A psorosis-like agent may be associated with Rio Grande gummosis disease of Citrus
Rio Grande gummosis is a serious disease in Florida on grapefruit (Citrus paradisi). This disorder is also called Florida gummosis and, in California, ferment gum disease. It is characterized by cracks in the bark which release yellow gum. Over the years, affected trees generally become unproductive and may die. Recently, the incidence of Rio Grande gummosis has increased in the Indian River region of Florida (3 to 74 % of diseased trees in surveyed orchards). The causal agent of the disease is not know and several causes have been suggested: fungi (e.g. Physalospora rhodina) or high chloride content in irrigation water. As symptoms resemble citrus psorosis (but with less gumming from bark cracks and callus tissue is formed beneath bark cracks), it was felt that citrus psorosis could be involved in this disorder. It may be recalled that the etiology of citrus psorosis is still unclear; psorosis A and psorosis B (citrus ringspot virus – EU Annex II/A1) have been described and there is uncertainty on whether these two forms correspond to strains of the same virus or to different pathogens. Trees from commercial orchards, showing symptoms of Rio Grande gummosis and asymptomatic trees were indexed on indicator plants. Results showed that 79% and 31 % of the commercial grapefruit and scion trees, respectively, contained a psorosis-like agent. This study does not demonstrate that a psorosis-like agent is responsible for Rio Grande gummosis, but it leaves open the possibility that such an agent might be a factor in this disorder.
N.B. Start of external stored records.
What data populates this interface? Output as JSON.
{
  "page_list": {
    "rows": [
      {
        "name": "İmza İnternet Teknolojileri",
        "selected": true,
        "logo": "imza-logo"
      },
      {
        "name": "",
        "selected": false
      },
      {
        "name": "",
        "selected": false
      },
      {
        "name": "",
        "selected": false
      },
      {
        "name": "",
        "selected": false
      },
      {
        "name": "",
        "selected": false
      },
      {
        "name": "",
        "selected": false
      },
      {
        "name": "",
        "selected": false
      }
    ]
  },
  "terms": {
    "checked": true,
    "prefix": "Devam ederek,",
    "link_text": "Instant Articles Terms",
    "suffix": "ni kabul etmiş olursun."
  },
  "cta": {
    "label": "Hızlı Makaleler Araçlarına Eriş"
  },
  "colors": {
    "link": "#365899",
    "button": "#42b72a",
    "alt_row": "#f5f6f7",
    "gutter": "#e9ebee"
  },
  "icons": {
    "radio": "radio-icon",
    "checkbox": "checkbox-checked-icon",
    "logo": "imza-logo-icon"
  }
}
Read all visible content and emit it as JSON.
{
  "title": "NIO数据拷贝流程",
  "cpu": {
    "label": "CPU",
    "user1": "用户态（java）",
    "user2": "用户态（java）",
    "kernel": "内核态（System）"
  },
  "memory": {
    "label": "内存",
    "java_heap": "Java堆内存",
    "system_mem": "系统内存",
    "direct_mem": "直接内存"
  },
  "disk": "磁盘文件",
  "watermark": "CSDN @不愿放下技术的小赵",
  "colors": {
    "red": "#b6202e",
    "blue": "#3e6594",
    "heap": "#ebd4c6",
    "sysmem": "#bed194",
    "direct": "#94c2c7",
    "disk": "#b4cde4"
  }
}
Powell, C.A.; Pelosi, R.R.; Sonoda, R.M.; Lee, R.F. (1998) A psorosis-like agent prevalent in Florida’s grapefruit groves and budwood sources.
Plant Disease, 82(2), 208-209.